Benjamin Teitelbaum of the University of Colorado Boulder will speak “Norwegian Terrorist Breivik, Music, and Ideological Affiliation: Changes in the Sound of Scandinavian Radical Nationalism” on Monday, Nov. 19 at 5:30 p.m. in 601 Herter Hall.
The talk is part of the Scandinavian Impulses 2 series on Vengeance and Violence.
Teitelbaum’s research on right-wing groups discovered a decline in popularity of hate rock and white power punk, and a rise of white, nationalist hip hop, reggae and light pop. As a teenager in 1990s west Oslo, Andre Breivik explained, “being into the very small right-wing community or the larger mainstream rock community meant Goth girls and hard rock. I disliked both.” He avoided the skinhead scene, but his reasons were not primarily ideological: as a self-declared hip-hopper, he found their music not to his taste.
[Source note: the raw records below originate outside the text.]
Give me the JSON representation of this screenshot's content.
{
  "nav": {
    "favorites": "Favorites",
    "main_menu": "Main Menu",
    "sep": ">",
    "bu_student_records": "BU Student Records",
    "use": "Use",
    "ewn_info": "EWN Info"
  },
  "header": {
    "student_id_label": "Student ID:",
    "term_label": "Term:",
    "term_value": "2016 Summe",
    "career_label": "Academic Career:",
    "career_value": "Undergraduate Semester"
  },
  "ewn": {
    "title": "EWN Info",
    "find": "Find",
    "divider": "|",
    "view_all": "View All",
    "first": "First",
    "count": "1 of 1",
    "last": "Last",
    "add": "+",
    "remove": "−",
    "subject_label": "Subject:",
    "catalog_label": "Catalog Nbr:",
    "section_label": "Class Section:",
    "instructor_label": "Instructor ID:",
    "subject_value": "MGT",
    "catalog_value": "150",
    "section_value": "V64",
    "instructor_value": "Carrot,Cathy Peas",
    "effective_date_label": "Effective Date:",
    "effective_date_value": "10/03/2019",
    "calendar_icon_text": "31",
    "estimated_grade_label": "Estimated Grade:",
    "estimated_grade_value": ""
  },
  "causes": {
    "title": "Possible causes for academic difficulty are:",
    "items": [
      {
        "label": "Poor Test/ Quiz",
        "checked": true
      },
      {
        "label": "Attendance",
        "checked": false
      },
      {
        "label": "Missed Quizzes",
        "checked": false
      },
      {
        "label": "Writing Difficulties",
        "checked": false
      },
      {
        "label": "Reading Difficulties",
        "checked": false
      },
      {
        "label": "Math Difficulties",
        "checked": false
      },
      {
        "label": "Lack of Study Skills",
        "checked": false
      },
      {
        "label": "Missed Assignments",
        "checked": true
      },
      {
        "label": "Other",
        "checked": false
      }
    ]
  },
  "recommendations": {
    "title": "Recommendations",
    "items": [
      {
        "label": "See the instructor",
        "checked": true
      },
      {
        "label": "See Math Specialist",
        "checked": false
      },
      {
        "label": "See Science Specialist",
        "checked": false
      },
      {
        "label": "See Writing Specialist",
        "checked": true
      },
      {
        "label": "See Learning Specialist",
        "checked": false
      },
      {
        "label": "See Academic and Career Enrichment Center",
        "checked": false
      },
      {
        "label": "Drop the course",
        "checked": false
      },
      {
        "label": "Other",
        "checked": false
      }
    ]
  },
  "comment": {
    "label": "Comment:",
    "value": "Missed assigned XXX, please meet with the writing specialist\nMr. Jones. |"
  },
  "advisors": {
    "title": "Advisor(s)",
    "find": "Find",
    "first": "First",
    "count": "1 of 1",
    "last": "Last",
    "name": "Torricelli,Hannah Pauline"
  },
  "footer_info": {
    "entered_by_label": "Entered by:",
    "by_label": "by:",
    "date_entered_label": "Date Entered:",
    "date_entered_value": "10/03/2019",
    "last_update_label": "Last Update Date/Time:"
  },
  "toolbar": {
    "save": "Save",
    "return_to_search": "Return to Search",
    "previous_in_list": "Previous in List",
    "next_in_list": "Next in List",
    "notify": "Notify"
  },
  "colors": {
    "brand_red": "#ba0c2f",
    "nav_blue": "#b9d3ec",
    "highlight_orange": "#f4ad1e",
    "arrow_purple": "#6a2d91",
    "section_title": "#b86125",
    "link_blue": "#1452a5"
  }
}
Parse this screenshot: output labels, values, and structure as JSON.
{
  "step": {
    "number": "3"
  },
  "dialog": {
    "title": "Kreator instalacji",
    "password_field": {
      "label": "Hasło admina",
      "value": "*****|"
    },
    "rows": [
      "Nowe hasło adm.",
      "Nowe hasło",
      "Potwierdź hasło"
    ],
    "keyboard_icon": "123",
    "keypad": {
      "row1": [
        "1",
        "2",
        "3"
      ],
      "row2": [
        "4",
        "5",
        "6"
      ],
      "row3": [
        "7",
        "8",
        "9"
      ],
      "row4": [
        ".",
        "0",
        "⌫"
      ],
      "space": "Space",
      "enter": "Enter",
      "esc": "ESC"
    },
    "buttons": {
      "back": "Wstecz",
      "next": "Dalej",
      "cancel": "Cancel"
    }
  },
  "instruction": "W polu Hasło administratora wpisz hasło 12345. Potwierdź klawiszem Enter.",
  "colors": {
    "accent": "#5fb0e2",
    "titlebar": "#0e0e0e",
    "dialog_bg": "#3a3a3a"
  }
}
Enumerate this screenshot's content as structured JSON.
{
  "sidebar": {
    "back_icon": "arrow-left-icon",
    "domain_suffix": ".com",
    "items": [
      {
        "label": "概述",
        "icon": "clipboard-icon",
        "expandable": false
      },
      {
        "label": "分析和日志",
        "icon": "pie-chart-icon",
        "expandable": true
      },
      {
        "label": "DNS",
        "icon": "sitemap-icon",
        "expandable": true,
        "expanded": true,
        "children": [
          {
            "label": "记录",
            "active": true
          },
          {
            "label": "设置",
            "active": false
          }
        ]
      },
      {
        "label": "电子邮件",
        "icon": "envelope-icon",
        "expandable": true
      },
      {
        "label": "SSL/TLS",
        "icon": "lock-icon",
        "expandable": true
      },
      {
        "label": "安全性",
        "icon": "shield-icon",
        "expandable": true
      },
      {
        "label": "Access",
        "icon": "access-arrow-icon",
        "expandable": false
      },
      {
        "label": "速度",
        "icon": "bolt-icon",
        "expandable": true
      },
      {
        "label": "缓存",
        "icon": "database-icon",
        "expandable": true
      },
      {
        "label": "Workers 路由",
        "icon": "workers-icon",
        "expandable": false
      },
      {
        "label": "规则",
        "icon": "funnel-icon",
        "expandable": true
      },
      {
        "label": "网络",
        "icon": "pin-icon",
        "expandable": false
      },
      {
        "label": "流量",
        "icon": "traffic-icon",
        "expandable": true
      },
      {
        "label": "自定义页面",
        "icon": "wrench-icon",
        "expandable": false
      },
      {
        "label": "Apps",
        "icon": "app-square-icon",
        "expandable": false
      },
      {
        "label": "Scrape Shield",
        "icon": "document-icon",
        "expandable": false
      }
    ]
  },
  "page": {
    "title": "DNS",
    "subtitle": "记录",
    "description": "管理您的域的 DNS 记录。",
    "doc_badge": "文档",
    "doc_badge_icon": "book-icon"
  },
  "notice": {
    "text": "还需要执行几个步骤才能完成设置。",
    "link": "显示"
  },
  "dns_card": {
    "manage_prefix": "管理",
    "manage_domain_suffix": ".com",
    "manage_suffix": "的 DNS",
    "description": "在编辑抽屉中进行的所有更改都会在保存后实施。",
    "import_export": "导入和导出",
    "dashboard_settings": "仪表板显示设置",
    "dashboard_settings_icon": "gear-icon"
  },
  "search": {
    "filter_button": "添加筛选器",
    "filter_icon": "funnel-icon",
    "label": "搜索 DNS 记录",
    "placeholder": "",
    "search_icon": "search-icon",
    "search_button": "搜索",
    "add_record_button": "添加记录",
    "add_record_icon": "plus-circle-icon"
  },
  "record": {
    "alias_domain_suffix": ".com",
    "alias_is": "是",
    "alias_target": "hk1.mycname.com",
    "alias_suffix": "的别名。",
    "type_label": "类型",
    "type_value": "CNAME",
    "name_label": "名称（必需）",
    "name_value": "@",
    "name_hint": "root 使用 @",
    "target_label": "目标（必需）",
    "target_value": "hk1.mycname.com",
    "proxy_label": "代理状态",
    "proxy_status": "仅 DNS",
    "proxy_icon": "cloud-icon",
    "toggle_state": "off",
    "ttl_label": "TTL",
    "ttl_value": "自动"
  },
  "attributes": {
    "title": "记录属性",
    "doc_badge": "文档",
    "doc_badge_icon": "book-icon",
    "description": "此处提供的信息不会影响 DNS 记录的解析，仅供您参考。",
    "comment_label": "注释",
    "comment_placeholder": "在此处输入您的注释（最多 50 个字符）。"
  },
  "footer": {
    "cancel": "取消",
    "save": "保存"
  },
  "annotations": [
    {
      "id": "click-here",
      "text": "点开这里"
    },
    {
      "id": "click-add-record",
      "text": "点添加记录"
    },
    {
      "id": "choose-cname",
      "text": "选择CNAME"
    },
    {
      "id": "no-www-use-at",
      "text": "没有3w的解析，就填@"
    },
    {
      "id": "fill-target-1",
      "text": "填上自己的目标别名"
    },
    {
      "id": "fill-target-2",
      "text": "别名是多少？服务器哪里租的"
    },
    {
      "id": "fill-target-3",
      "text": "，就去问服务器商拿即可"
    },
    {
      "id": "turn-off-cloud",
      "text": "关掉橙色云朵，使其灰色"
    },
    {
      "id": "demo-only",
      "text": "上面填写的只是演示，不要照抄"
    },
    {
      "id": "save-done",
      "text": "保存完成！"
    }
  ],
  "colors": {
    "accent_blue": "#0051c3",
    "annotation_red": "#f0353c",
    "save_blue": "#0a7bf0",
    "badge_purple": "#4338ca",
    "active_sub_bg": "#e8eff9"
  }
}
Using Breivik as a starting point, Teitelbaum will explore changes in Scandinavian white nationalist music during the past 20 years, showing that Scandinavian radical nationalists are using new music in new ways to advance emerging understandings of themselves and the causes they fight for. The discussion will focus on the music of Swedish singer Saga—the most popular singer in the greater white nationalist world, and one of Breivik’s favorite musicians.
Photo: Benjamin Teitelbaum